Granby, QB Bridge Swept By Flood, Apr 1869

THE DISASTER AT GRANBY -- A BRIDGE SWEPT AWAY BY THE FLOOD -- ELEVEN LIVES LOST.

To the Editor of the Montreal Daily Witness:
At 7:40 this evening the writer and others were standing on the bridge at Granby, watching the high state of the river, and also the cars slowly passing the embankment to the depot. Just as I passed along the bridge from the south side, and was going off on the north side, I found the bridge sway, as if it was a drawbridge. I ran off the north end, and in less time than I write this the south end of the bridge fell with a crash, and hurried to another and, it is to be hoped, a better world, all those on the bridge at the time. Among them were as far as known at present, 8 P. M., PATRICK HACKETT, Esq., who was on the middle of the bridge when I met him; MR. EDWARD GILMOUR and son, EDWARD, about 12 years old; MRS. H. S. C. MINER and child, CORA; MRS. SARGENT, her mother; MRS. JOHN BRADFORD and her sister, MISS HARVEY, with MR. JOHN BRADFORD'S two children -- all the family except himself, and MRS. G. HARVEY. There was a little boy, ROUSSEAU, went down with the others, but got caught in the timbers. Ropes were got, and MR. WM. HARVEY, with great courage, and at the risk of his life, with a rope round his waist, brought him up not much the worse. The excitement, of course, is dreadful, and the lamentations of those looking for their lost ones is pitiable in the extreme.
The north end of the bridge on which I was, did not give way from the stone abutment; but the south end went down with a crash into the water, carrying its living freight with it. Not a noise (except the crash) or scream was heard; it was so awfully sudden they never knew what hurt them. The river is now higher than ever it has been since I came here, about twenty-three years ago. The bulkhead of the dam above gave way this morning, and afterward MR. HARVEY'S flume, part of which, some say, struck the south abutment, being thereby the cause of the accident. One of the culverts or small bridges between here and Waterloo is gone.
Yours, &c., R. NICOL.
Granby, Wednesday, April 21, 1869

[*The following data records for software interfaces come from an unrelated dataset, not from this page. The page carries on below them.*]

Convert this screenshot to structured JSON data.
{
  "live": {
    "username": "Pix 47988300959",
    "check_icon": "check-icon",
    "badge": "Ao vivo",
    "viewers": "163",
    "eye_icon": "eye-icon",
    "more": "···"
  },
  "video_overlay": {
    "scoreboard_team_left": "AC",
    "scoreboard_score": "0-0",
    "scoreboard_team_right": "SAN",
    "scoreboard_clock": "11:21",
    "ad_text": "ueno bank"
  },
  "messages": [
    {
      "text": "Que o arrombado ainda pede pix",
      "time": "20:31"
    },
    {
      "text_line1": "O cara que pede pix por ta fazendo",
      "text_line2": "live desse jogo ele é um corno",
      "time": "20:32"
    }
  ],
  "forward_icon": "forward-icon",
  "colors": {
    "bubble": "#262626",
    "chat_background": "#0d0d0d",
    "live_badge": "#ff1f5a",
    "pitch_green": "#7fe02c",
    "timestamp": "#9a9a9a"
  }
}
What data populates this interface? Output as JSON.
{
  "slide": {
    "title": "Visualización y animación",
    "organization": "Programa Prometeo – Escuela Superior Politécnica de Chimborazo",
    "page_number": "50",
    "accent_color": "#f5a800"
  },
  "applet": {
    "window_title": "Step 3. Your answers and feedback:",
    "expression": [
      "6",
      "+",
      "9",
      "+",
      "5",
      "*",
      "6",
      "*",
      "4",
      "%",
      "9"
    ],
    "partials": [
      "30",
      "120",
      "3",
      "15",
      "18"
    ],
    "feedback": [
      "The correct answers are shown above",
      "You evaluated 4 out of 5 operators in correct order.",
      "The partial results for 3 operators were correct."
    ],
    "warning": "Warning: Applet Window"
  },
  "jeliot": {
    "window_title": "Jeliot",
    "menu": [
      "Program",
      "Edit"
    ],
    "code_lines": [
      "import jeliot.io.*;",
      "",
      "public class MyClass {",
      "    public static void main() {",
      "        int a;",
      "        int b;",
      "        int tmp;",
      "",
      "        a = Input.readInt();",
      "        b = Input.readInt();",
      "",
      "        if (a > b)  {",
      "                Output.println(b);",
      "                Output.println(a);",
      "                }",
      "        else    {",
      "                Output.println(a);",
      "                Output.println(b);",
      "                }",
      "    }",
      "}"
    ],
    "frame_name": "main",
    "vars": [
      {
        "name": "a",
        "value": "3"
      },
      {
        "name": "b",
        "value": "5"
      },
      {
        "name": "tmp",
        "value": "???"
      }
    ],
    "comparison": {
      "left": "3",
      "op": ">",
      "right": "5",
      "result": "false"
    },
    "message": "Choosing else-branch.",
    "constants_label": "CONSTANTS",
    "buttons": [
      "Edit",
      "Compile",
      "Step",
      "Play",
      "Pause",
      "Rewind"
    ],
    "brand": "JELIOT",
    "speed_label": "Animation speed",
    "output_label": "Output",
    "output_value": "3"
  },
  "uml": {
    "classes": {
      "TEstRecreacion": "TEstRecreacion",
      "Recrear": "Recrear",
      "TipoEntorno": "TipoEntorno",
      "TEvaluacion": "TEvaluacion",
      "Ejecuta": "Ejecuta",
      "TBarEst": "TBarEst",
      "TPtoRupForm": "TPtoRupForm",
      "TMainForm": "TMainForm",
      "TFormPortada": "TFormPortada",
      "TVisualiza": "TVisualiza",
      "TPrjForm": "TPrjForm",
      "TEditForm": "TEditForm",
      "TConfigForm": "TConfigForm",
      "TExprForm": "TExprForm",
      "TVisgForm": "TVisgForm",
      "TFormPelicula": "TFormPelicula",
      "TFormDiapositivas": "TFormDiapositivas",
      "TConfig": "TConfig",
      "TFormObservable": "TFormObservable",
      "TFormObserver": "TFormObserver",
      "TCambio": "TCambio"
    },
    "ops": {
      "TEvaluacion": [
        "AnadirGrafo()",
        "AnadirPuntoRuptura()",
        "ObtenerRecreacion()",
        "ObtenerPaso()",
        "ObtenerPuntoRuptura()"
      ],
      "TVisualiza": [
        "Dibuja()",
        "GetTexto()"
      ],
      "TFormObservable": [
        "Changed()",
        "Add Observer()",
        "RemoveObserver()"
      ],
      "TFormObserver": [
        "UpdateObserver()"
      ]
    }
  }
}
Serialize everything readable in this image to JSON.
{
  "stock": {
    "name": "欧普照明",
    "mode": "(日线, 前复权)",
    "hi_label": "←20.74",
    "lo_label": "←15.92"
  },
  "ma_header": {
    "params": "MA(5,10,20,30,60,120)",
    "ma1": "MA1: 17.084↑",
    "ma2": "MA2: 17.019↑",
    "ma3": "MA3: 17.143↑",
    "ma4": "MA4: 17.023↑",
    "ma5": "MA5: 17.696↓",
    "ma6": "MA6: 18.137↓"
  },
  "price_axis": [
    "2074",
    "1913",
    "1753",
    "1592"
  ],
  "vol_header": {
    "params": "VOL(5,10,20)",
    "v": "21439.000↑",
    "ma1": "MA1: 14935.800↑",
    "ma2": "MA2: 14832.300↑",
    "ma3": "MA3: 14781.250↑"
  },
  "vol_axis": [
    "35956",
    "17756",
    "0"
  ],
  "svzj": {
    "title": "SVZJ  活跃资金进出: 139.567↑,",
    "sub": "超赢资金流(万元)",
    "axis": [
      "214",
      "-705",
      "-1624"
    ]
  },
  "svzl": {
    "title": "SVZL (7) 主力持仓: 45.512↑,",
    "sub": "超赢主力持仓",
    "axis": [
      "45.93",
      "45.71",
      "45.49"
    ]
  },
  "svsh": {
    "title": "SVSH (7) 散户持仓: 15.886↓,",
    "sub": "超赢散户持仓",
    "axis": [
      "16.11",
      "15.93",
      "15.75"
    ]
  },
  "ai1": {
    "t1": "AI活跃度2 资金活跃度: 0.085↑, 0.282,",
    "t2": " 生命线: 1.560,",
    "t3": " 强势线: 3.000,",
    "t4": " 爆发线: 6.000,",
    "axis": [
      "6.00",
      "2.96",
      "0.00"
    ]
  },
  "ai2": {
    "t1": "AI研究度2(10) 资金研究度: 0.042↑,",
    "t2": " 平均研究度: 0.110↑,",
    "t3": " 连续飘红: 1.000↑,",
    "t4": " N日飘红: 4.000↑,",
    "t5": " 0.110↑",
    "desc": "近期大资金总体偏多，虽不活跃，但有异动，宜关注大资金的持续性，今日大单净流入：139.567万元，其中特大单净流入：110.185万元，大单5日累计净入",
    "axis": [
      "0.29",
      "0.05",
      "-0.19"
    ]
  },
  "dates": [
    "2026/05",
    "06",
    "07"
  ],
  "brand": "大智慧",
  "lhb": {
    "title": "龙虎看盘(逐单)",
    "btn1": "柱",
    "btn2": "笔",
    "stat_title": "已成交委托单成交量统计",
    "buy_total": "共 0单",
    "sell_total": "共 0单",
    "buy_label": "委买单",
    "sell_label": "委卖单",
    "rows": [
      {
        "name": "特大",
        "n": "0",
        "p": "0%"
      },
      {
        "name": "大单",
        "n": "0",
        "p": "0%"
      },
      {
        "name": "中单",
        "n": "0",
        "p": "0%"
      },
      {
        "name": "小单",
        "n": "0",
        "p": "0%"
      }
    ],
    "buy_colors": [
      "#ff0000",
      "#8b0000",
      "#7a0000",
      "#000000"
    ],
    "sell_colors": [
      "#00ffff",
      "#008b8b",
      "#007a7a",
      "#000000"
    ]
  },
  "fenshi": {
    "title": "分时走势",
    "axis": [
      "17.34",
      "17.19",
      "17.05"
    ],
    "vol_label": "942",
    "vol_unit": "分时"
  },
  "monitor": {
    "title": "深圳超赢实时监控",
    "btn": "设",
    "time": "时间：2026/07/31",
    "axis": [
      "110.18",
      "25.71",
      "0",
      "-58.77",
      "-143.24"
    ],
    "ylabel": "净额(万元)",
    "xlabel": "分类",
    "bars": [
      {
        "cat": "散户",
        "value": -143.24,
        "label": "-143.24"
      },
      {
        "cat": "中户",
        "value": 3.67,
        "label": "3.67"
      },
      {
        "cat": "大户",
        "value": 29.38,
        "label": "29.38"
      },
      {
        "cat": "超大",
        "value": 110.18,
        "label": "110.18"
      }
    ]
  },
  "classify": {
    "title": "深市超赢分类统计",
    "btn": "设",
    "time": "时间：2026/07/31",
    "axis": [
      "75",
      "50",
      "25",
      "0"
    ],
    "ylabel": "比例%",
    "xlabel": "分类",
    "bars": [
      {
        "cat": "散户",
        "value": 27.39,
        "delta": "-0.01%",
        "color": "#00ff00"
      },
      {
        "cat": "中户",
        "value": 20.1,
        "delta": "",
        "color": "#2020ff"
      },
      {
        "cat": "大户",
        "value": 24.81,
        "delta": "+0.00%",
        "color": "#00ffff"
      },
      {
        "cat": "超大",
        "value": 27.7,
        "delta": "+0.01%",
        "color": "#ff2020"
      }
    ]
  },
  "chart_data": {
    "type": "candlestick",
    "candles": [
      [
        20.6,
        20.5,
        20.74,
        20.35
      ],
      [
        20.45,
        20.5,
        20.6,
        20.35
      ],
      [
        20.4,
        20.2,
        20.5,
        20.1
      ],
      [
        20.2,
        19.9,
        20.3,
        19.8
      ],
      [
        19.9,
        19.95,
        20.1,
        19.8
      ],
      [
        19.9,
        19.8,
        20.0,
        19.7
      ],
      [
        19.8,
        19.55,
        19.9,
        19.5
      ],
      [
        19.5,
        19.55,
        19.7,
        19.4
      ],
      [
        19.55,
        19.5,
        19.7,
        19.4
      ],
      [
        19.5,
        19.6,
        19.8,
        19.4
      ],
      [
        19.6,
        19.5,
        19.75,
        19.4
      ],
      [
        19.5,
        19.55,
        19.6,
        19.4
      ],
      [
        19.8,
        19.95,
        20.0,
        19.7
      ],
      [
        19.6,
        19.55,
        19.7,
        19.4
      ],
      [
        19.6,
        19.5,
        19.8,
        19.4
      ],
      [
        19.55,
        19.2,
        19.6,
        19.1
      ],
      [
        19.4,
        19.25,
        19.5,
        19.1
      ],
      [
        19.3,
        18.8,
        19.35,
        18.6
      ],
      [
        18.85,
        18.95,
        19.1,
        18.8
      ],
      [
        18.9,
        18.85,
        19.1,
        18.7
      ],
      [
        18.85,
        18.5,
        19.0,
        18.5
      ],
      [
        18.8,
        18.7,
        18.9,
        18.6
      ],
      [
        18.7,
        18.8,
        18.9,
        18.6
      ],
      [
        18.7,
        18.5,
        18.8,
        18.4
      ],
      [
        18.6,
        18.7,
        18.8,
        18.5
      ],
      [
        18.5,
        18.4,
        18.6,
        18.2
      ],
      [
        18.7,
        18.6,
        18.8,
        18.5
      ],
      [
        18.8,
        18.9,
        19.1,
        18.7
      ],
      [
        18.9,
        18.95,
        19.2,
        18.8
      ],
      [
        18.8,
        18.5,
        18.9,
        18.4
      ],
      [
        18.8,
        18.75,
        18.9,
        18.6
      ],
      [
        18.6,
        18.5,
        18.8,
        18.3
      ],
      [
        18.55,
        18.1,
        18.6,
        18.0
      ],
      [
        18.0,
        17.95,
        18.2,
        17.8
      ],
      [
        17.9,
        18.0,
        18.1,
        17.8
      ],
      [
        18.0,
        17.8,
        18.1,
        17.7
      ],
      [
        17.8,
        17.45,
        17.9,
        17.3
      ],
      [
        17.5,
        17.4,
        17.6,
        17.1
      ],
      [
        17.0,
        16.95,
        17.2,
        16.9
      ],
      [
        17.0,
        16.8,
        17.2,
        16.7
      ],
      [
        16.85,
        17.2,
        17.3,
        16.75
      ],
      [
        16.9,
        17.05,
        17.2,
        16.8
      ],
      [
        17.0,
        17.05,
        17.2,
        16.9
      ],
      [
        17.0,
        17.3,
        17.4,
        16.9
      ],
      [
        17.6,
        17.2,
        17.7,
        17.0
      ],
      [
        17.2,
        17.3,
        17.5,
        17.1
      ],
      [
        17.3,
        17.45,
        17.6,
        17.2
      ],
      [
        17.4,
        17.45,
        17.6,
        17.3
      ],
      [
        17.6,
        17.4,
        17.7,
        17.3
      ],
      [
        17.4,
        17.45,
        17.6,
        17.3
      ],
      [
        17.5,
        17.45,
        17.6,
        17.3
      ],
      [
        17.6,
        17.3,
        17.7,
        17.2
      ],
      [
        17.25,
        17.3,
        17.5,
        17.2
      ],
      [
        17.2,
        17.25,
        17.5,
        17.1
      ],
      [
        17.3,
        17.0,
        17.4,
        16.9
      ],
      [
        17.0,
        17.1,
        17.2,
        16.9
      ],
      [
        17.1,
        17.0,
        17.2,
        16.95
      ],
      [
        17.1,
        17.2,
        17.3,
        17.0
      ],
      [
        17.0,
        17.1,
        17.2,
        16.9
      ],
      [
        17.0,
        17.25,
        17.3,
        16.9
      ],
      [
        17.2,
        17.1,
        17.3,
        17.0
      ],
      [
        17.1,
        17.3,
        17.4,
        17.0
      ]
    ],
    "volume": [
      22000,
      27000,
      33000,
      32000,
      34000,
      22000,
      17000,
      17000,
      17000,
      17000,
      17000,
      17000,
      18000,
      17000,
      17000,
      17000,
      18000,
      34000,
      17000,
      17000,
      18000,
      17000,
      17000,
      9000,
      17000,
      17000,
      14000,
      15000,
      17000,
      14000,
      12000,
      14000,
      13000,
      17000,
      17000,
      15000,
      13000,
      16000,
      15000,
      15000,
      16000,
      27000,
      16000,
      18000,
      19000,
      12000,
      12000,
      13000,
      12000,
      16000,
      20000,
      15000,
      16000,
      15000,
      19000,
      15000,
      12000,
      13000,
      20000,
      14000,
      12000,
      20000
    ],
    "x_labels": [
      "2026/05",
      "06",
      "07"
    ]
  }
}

The New York Times New York 1869-04-28

Search for more information on this disaster and other train wrecks, fires, accidents, etc. in historical newspapers in the Newspaper Archive. You just might find your ancestors in old newspaper articles. Search for your ancestors among the billions of names at ancestry.com Find death records, census images, immigration lists and genealogy other databases for your surnames. Use this Free trial to search for your ancestors. Start Your Family Tree It's FREE and easy. Start with yourself, your parents, grandparents and you're on your way to building your family history! Get Started Now and build your family tree at ancestry.com. It's Free!